Since it was established in 1984, The Shirt Co has grown its manufacturing facilities and now has a team of about 5000 employees. It has an annual capacity of 4 million garments, and has expanded into a group of companies: Manipal Apparels (Bangalore), Together Textile (Coimbatore), The Best Sellers (Manipal), Strawberries India (Manipal), and SBS clothing Co (New Mumbai).

Mr Sachin Pai, founder of The Best Sellers, explains: "Our policy is to invest selectively in the latest technology, which gives product and productivity benefits. This includes suitable technology tie-ups with companies abroad."

The Best Sellers was set up in 2000 in Manipal, South India, and covers an area of 65,000 sq ft. It employs around 1000 people and produces 120,000 pieces per month of finished garments for men's, ladies and children. Its customers include Freemans, Pepe Jeans, Tommy Hilfiger, Nautica Jeans, Espirit, She, Casablanca, and Tom Tailor.

The company has invested in the latest machinery and experienced technical staff to handle the quality products.

Machinery List at the Best Sellers
Type of machinery
Qty
Make
Model No
Cutting Machines
 
 
 
Straight Knife
6
Eastman
629 x 8"
Band knife
1
Wastema
01-492
Round Knife
2
Eastman
225-4H(4")
End cutter
2
Eastman
EC-3
Sewing Machines
 
 
 
1) Single needle
 
 
 
 
140
Brother
DB2- B102
 
200
Brother
DD7100-403(B40)
 
8
Brother
DD7100-403(B100)
 
30
Brother
DB2-B737-413 MK-II(F40)
 
30
Singer
191 D 300 AA
2) Double Needle
 
 
 
Lock stitch
23
Brother
LT2-B842
 
13
Brother
LT2-B845
 
6
Typical
GC 6240
Flat bed chain stitch 6 Brother DT2 - B962
6
Brother
DT2 - B962
Feed off the arm
6
Brother
DT6 - B 927
3) Multi needle
2
Kansai(Special)
DFB-1404 PMD
4) Button hole
 
 
 
Automatic button hole
2
Brother
LH4 - B814-2MK II
Eyelet button hole
1
Reece(AMF)
BAS 511
Eyelet button hole
1
Durkopp Adler
S100 - 030
5) Bartack
9
Brother
0558 - 231 - 391
6) Button stitch
11
Brother
LK3-B438E
7) Overlocking - 3 threads
1
Pegasus
M752-16S2
 
1
Typical
GN2000-3E
8) Overlocking -5 threads
 
 
 
 
38
Brother Typical
MA4-N31-063-5
 
6
 
GN 2000-5
9) Single needle lockstitch
5
Durkopp Adler
5 X 272 - 140342
 
2
Durkopp Adler
2 X 275 - 140342
10) Edge cutter
13
Brother
DB2 B777 - 3A
 
2
Typical
GC 6170
11) Snap button
6
Typical
TKM ZN 90
 
6
YKK
YKK - G.N.S
Other Machines
 
 
 
1) Collar turning & blocking
4
Ngai Shing
NS - 81
 
3
Ngai Shing
NS-53
2) Cuff turning & blocking
4
Ngai Shing
NS-85
 
3
Ngai Shing
NS-46
3) Fusing
1
Hashima
ED-1000
 
1
Hashima
400C
 
1
Aura
AG 700
4) Needle detector
 
 
 

Conveyor type
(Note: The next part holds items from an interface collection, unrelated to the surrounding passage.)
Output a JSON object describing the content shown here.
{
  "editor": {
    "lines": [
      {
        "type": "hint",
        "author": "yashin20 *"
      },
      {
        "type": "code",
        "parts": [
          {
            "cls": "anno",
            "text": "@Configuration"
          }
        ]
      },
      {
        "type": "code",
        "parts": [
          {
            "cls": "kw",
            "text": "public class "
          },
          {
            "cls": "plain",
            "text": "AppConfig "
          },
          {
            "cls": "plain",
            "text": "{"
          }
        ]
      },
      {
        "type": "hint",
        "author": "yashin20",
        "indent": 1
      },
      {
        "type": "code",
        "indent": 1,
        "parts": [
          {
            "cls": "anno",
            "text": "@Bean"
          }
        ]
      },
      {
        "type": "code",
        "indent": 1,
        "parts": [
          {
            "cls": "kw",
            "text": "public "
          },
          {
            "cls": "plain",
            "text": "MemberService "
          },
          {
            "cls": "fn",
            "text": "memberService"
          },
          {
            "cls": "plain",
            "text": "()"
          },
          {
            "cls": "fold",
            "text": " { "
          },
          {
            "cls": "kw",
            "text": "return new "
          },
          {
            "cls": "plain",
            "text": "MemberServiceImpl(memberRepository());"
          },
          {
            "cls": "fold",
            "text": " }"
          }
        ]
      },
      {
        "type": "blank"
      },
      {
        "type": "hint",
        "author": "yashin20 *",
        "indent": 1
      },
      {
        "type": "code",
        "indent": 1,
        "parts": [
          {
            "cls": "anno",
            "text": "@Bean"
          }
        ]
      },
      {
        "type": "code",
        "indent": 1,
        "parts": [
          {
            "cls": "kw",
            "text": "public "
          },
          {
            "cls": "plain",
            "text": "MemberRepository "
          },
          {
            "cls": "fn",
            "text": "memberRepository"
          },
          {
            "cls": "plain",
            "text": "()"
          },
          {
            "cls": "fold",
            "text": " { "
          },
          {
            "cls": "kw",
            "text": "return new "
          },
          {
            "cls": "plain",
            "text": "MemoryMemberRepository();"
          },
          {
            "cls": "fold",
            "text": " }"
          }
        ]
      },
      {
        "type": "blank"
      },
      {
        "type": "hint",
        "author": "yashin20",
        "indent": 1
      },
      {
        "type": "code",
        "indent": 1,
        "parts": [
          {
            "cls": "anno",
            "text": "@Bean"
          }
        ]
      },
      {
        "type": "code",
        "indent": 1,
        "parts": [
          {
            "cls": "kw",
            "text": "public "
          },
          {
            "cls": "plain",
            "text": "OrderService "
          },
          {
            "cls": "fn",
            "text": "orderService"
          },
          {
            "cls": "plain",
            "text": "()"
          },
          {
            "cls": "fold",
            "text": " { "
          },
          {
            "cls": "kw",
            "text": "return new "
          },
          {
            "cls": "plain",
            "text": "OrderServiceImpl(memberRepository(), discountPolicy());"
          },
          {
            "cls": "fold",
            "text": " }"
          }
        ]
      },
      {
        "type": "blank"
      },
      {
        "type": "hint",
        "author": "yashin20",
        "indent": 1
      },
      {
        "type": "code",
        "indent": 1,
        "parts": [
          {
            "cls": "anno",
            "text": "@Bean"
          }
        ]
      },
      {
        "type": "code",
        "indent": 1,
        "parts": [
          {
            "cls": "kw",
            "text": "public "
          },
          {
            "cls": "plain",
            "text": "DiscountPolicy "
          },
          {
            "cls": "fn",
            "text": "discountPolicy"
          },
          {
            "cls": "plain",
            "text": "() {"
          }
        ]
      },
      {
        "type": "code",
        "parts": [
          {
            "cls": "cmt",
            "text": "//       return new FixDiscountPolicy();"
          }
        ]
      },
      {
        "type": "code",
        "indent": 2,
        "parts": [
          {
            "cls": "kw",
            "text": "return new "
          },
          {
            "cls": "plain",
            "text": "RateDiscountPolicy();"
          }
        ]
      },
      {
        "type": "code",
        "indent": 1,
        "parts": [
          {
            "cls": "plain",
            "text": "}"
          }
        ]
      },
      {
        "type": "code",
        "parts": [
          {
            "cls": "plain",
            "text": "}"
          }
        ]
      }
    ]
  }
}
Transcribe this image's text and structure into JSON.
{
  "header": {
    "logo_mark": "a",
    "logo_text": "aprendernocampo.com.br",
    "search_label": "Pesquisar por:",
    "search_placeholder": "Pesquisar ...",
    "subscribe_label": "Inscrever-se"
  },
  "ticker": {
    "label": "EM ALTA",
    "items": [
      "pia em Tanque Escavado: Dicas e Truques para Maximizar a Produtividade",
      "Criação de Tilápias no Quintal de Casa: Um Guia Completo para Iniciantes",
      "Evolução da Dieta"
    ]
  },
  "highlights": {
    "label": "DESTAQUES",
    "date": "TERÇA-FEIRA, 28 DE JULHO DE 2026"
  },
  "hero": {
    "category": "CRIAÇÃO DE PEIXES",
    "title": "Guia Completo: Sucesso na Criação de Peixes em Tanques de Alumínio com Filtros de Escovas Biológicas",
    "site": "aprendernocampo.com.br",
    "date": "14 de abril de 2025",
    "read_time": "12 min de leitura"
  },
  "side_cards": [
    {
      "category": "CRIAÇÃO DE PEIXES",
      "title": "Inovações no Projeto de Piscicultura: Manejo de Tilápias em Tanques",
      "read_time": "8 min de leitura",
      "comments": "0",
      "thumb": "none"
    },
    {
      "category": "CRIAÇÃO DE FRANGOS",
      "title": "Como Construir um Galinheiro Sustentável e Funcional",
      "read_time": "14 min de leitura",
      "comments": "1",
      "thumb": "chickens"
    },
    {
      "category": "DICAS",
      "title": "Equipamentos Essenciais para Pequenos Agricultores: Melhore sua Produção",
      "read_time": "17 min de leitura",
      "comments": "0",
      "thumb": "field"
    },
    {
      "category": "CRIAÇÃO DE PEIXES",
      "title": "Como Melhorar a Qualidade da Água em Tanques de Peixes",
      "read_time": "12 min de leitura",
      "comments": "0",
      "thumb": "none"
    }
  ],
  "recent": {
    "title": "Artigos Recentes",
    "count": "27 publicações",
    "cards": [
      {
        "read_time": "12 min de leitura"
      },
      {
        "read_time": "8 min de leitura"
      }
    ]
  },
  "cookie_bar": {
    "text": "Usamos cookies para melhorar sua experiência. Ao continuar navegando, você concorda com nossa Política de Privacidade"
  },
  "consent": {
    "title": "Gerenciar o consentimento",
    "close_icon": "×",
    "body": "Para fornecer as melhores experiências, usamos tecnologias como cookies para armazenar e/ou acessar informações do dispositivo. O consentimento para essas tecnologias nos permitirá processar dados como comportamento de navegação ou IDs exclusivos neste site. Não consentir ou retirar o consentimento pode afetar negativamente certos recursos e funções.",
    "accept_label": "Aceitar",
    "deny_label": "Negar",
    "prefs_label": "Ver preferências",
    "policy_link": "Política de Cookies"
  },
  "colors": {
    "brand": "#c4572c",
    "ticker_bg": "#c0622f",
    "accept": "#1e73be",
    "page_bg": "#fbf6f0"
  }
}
1
Hashima
HN-610C
 
1
Hashima
HN-620C
Handy type
1
Hashima
HN-25
5) Embroidery
 
 
 
4 head
1
SWF
SWF/C-WD 904-55
12 head
2
SWF
SWF/B/WK 912-100
12 head
2
Creative
Special - 912
Local M/c(Zig Zag)
10
 
 
6) Screen Printing M/c
1 set
MHM
Sychnoprint - "S" Type 14x12
7) Sticker printing M/c
1
DCC
C-800
8) Appliqué cutting M/c
3
RVR politico
RAC DXD2
9) Fabric checking
1
Ramson
 
10) Thread sucking
2
Ramson
 
11) Pattern Cutter
1
Luna
K-1
12) Thread winding M/c
1
Tony
TI-3900

Other areas where technology has been adopted within the company include washing and sandblasting facilities to help maintain maximum quality in terms of garment finishes. The company uses software solutions for industrial engineering and aims to improve productivity to be on par with the best in the world.
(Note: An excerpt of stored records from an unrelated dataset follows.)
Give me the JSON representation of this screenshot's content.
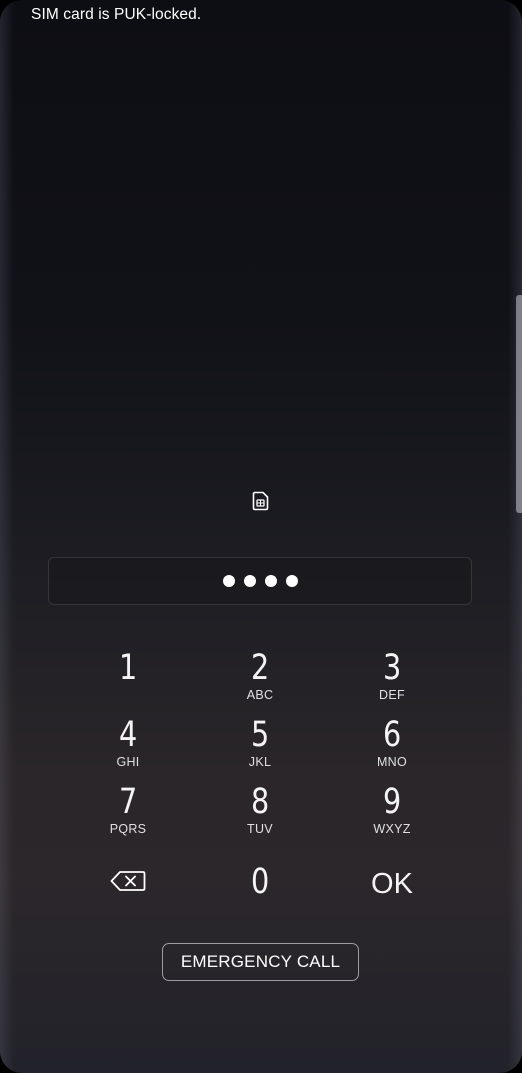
{
  "status": {
    "sim_message": "SIM card is PUK-locked."
  },
  "sim_icon": "sim-card-icon",
  "pin_field": {
    "dot_count": 4
  },
  "keypad": {
    "keys": [
      {
        "digit": "1",
        "letters": ""
      },
      {
        "digit": "2",
        "letters": "ABC"
      },
      {
        "digit": "3",
        "letters": "DEF"
      },
      {
        "digit": "4",
        "letters": "GHI"
      },
      {
        "digit": "5",
        "letters": "JKL"
      },
      {
        "digit": "6",
        "letters": "MNO"
      },
      {
        "digit": "7",
        "letters": "PQRS"
      },
      {
        "digit": "8",
        "letters": "TUV"
      },
      {
        "digit": "9",
        "letters": "WXYZ"
      }
    ],
    "backspace_icon": "backspace-icon",
    "zero": "0",
    "ok": "OK"
  },
  "emergency_call_label": "EMERGENCY CALL",
  "colors": {
    "text": "#ffffff",
    "background_top": "#0d0e13",
    "background_bottom": "#2b272b"
  }
}
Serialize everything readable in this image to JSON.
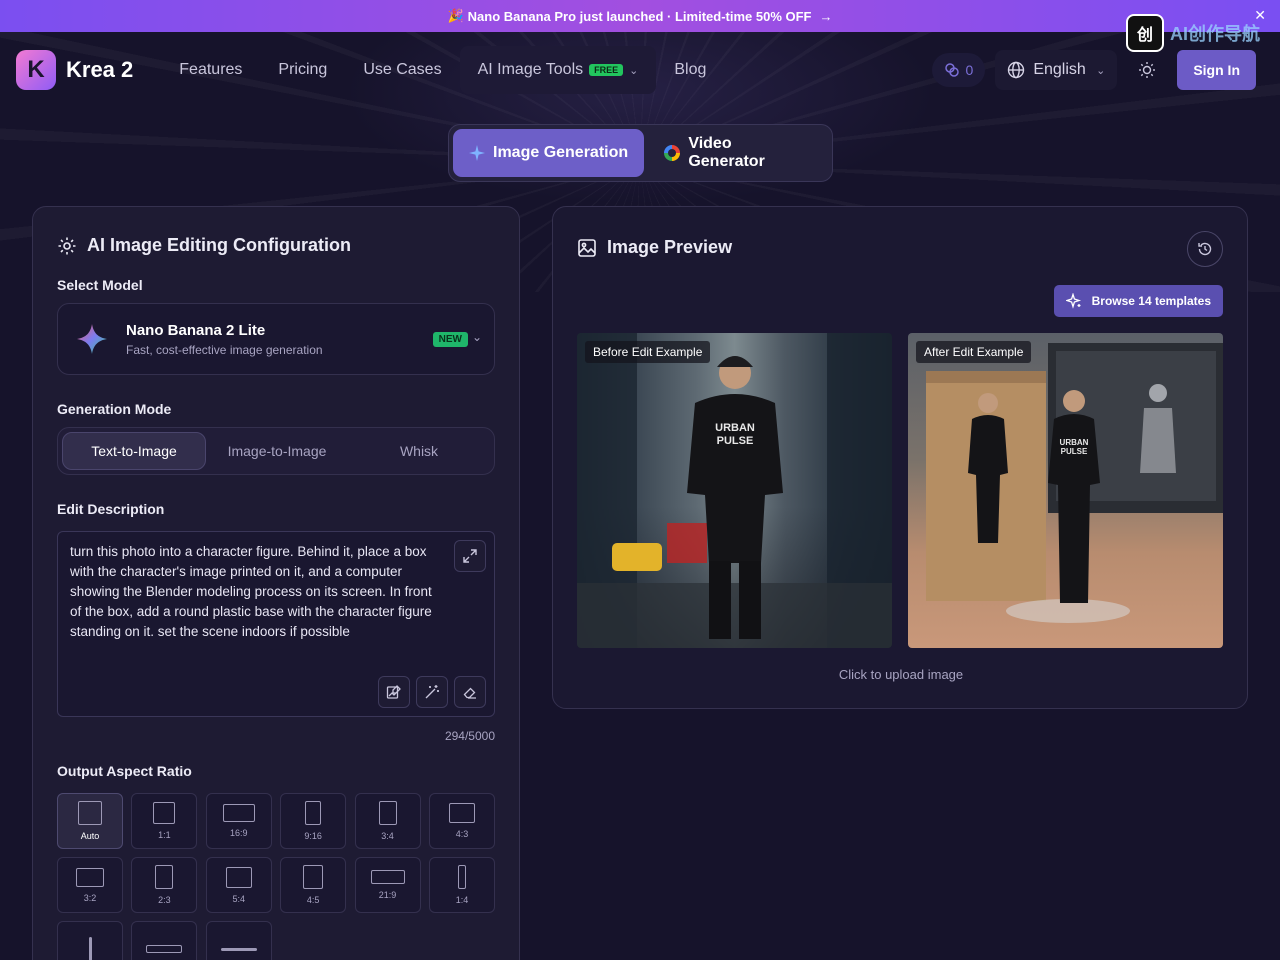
{
  "promo": {
    "emoji": "🎉",
    "text": "Nano Banana Pro just launched · Limited-time 50% OFF",
    "arrow": "→",
    "close": "✕"
  },
  "watermark": {
    "badge": "创",
    "text": "AI创作导航"
  },
  "header": {
    "logo_letter": "K",
    "logo_text": "Krea 2",
    "nav": [
      "Features",
      "Pricing",
      "Use Cases",
      "AI Image Tools",
      "Blog"
    ],
    "tools_badge": "FREE",
    "credits": "0",
    "language": "English",
    "sign_in": "Sign In"
  },
  "mode_tabs": [
    {
      "label": "Image Generation",
      "active": true
    },
    {
      "label": "Video Generator",
      "active": false
    }
  ],
  "config": {
    "title": "AI Image Editing Configuration",
    "select_model_label": "Select Model",
    "model": {
      "name": "Nano Banana 2 Lite",
      "desc": "Fast, cost-effective image generation",
      "badge": "NEW"
    },
    "generation_mode_label": "Generation Mode",
    "generation_modes": [
      "Text-to-Image",
      "Image-to-Image",
      "Whisk"
    ],
    "edit_description_label": "Edit Description",
    "description": "turn this photo into a character figure. Behind it, place a box with the character's image printed on it, and a computer showing the Blender modeling process on its screen. In front of the box, add a round plastic base with the character figure standing on it. set the scene indoors if possible",
    "counter": "294/5000",
    "aspect_ratio_label": "Output Aspect Ratio",
    "ratios": [
      "Auto",
      "1:1",
      "16:9",
      "9:16",
      "3:4",
      "4:3",
      "3:2",
      "2:3",
      "5:4",
      "4:5",
      "21:9",
      "1:4",
      "",
      "",
      ""
    ]
  },
  "preview": {
    "title": "Image Preview",
    "browse": "Browse 14 templates",
    "before_label": "Before Edit Example",
    "after_label": "After Edit Example",
    "upload_hint": "Click to upload image"
  },
  "colors": {
    "accent": "#6d5fc8",
    "promo_start": "#7b4ff0",
    "badge_green": "#22c55e"
  }
}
It also has a separate environmental division to take care of the unit's environmental quality, including an effluent recycling plant achieving zero discharge. The effluent generated from dyeing and other wet processing is taken directly to the effluent collection tank through separate underground trenches for further treatment.
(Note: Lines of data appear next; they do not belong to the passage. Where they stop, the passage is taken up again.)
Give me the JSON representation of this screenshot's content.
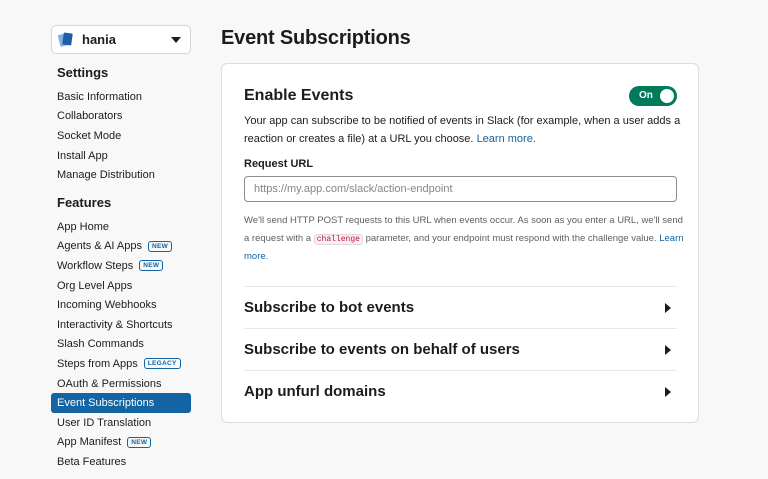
{
  "app_selector": {
    "name": "hania"
  },
  "sidebar": {
    "settings_heading": "Settings",
    "settings_items": [
      {
        "label": "Basic Information"
      },
      {
        "label": "Collaborators"
      },
      {
        "label": "Socket Mode"
      },
      {
        "label": "Install App"
      },
      {
        "label": "Manage Distribution"
      }
    ],
    "features_heading": "Features",
    "features_items": [
      {
        "label": "App Home"
      },
      {
        "label": "Agents & AI Apps",
        "badge": "NEW"
      },
      {
        "label": "Workflow Steps",
        "badge": "NEW"
      },
      {
        "label": "Org Level Apps"
      },
      {
        "label": "Incoming Webhooks"
      },
      {
        "label": "Interactivity & Shortcuts"
      },
      {
        "label": "Slash Commands"
      },
      {
        "label": "Steps from Apps",
        "badge": "LEGACY"
      },
      {
        "label": "OAuth & Permissions"
      },
      {
        "label": "Event Subscriptions",
        "active": true
      },
      {
        "label": "User ID Translation"
      },
      {
        "label": "App Manifest",
        "badge": "NEW"
      },
      {
        "label": "Beta Features"
      }
    ]
  },
  "main": {
    "title": "Event Subscriptions",
    "enable_events": {
      "title": "Enable Events",
      "toggle_label": "On",
      "description": "Your app can subscribe to be notified of events in Slack (for example, when a user adds a reaction or creates a file) at a URL you choose.",
      "learn_more": "Learn more."
    },
    "request_url": {
      "label": "Request URL",
      "placeholder": "https://my.app.com/slack/action-endpoint",
      "value": "",
      "help_before": "We'll send HTTP POST requests to this URL when events occur. As soon as you enter a URL, we'll send a request with a",
      "help_code": "challenge",
      "help_after": "parameter, and your endpoint must respond with the challenge value.",
      "learn_more": "Learn more."
    },
    "sections": [
      {
        "label": "Subscribe to bot events"
      },
      {
        "label": "Subscribe to events on behalf of users"
      },
      {
        "label": "App unfurl domains"
      }
    ]
  }
}
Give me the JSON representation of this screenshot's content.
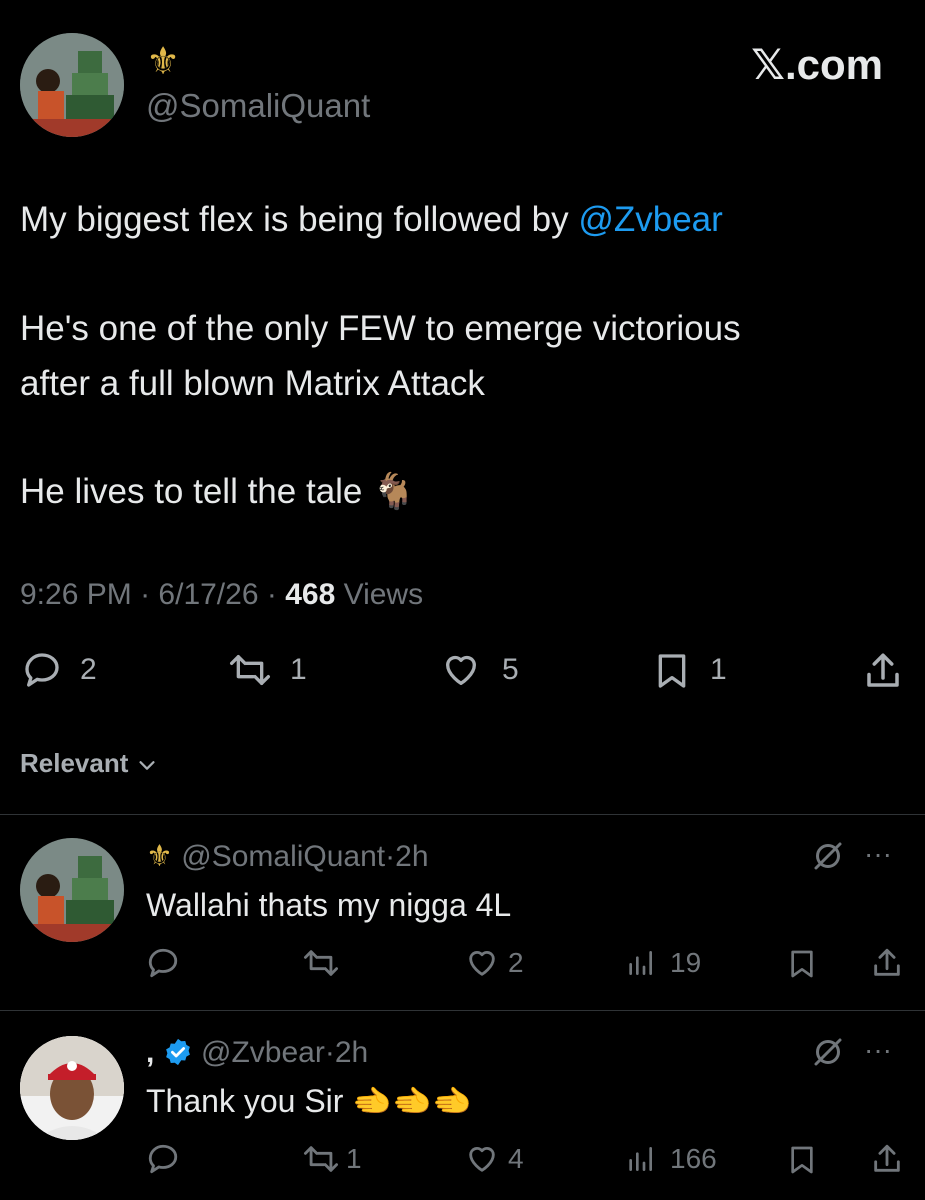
{
  "header": {
    "display_name_glyph": "⚜",
    "handle": "@SomaliQuant",
    "brand": "𝕏.com"
  },
  "tweet": {
    "line1_prefix": "My biggest flex is being followed by ",
    "line1_mention": "@Zvbear",
    "line2": "He's one of the only FEW to emerge victorious",
    "line3": "after a full blown Matrix Attack",
    "line4": "He lives to tell the tale",
    "line4_emoji": "🐐",
    "time": "9:26 PM",
    "sep": "·",
    "date": "6/17/26",
    "views_count": "468",
    "views_label": "Views",
    "replies": "2",
    "reposts": "1",
    "likes": "5",
    "bookmarks": "1"
  },
  "sort": {
    "label": "Relevant",
    "chevron": "⌄"
  },
  "replies": [
    {
      "name_glyph": "⚜",
      "handle": "@SomaliQuant",
      "sep": "·",
      "age": "2h",
      "text": "Wallahi thats my nigga 4L",
      "reposts": "",
      "likes": "2",
      "views": "19"
    },
    {
      "name_glyph": ",",
      "handle": "@Zvbear",
      "sep": "·",
      "age": "2h",
      "text": "Thank you Sir",
      "text_emoji": "🫲🫲🫲",
      "reposts": "1",
      "likes": "4",
      "views": "166"
    }
  ],
  "colors": {
    "background": "#000000",
    "text": "#e7e9ea",
    "muted": "#71767b",
    "link": "#1d9bf0",
    "verified": "#1d9bf0"
  }
}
This increasing awareness of technological investment among Indian exporters and a focus on value added garments is on course to give India a winning edge in the world.

Sapna Arora has several years' experience in sourcing fabrics and garments for some of the leading retailers. She currently works in the UK office of a global apparel supply chain company and specialises in understanding the sourcing patterns of both US and EU businesses.